Do you have too many cookbooks?
Here's an e-mail I just got from Kyoshi Susan Budge (whose dojo I highly recommend, both for the karate and the yoga classes) - reprinted with her permission.
Dear Friends of Omine Dojo,What a wonderful way to release the books she no longer needs, giving them away to her students and their families.
I am trying to pare down my life and noticed I have acquired quite a lot of cookbooks, wonderful cookbooks. Truth is that Sensei Alex and I cook and eat very simply these days, in fact, it’s about twenty years since I did any fancy cooking. The habit of buying cookbooks didn’t stop however and there are lots of unused lovely ones here in the hallway of the dojo. Please come by and help me by taking some and using them.
There are some beautiful books on international cooking like Mexico and India, new books that I couldn’t resist from Thailand and Japan that are practically unopened, gorgeous vegetarian cookbooks, homely natural foods cookbooks, older great ones like the Silver Palate duo, back issues of Cooks Illustrated, Zen and Tibetan cooking, pasta and healthy noodle books galore with great photos, and so on and so on. There are even great ones that I put back on my bookshelf that if you really wanted them, I wouldn’t say no, because who needs three beautiful, new books on how to make panini anyway. Help save me from myself.
And she's not the only one getting rid of cookbooks. Here's what Laura wrote a couple days ago:
Okay ladies, let’s be honest here. How many cookbooks do we really need? Do they breed in the night or what? ... I use the internet for most of my recipes now so my cookbooks have been ignored for far too long. They just don’t deserve that abuse.If you're considering getting rid of some cookbooks, here's some advice from Real Simple: Act like you're moving.
Say you had to uproot and relocate. What would you take with you? You don't actually have to pack anything up — just set aside the few things that you love and use and see what's left over. "Chances are, you use only 20 percent of your stuff regularly," says Sally Allen, owner of A Place for Everything, an organizing service in Golden, Colorado.Related Posts:
Try this with your cookbooks: Pull out the ones that are tenderly tattered due to years of use, then look at the ones still on the shelf.
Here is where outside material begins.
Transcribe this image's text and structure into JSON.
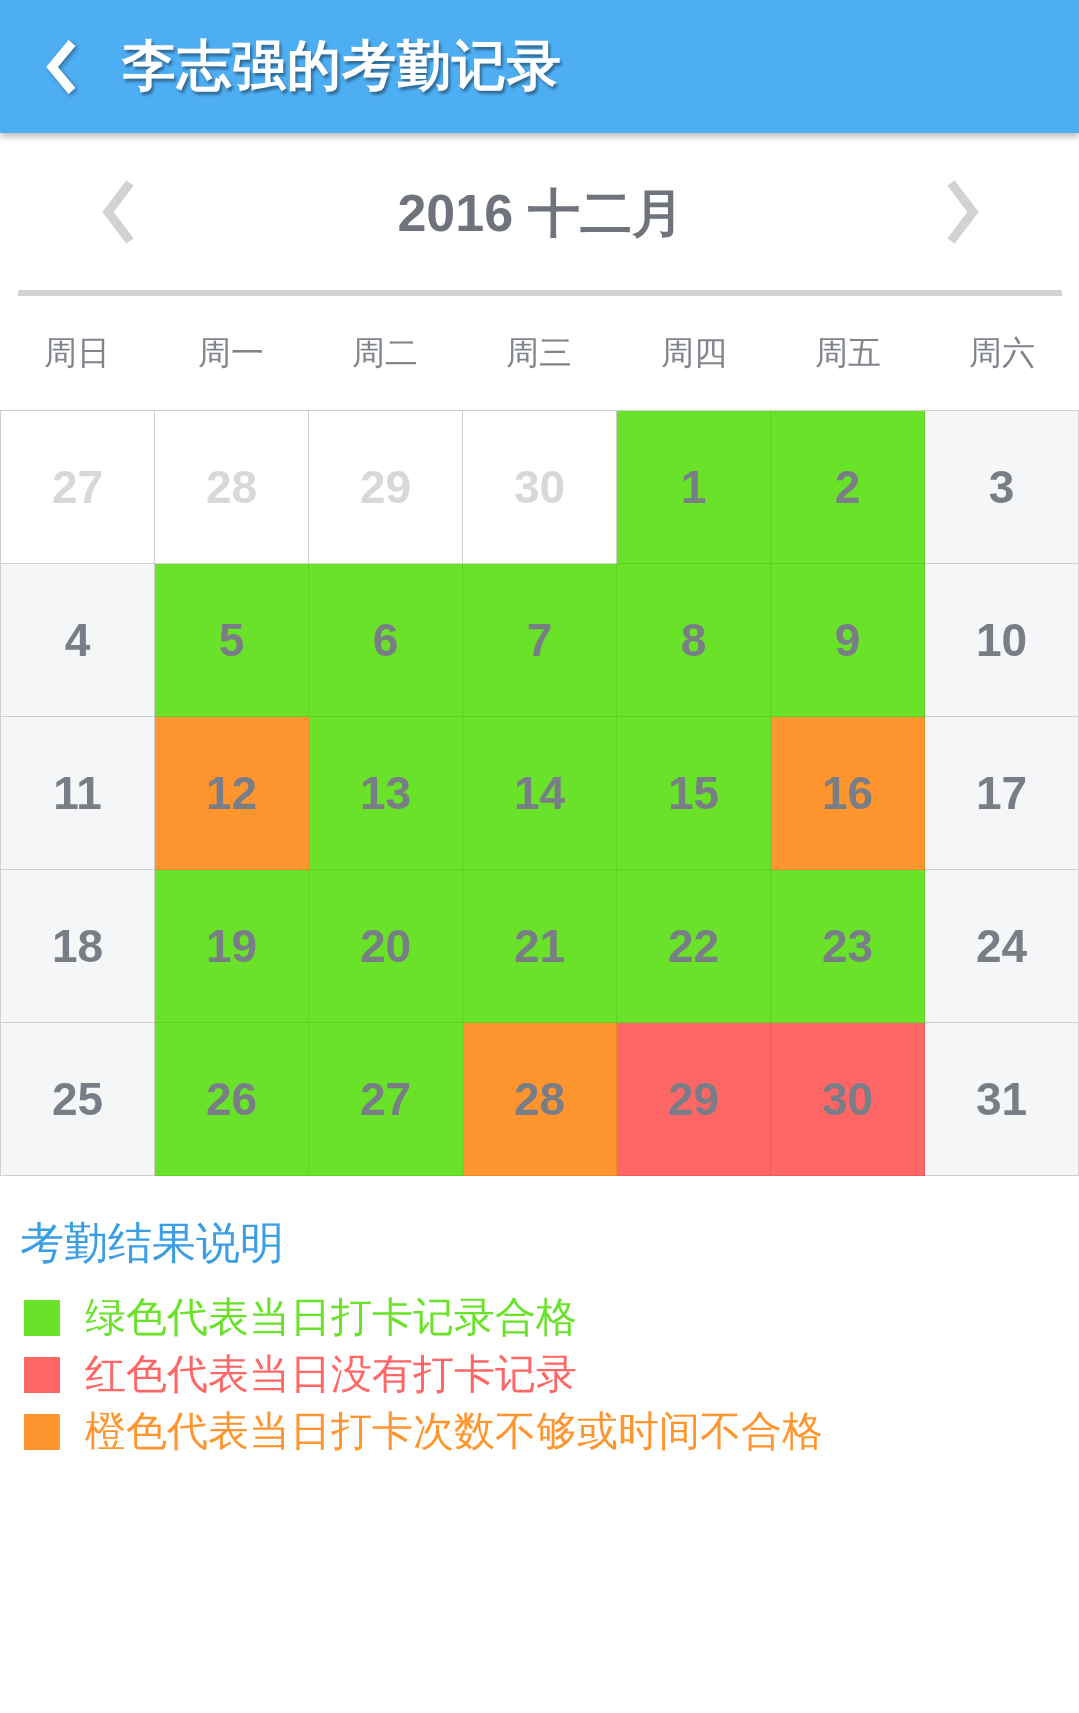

Ask yourself if you would pay someone to haul away those you've been keeping because they were gifts or because you felt ambitious when you bought them (From now on, Thai food every Tuesday night!) If not, sell them to a used-book store or donate them.
My Own Decluttering, Part 2
10 Ways to Find New Homes for Your Books
[photo by Michael Newman, licensed through Creative Commons]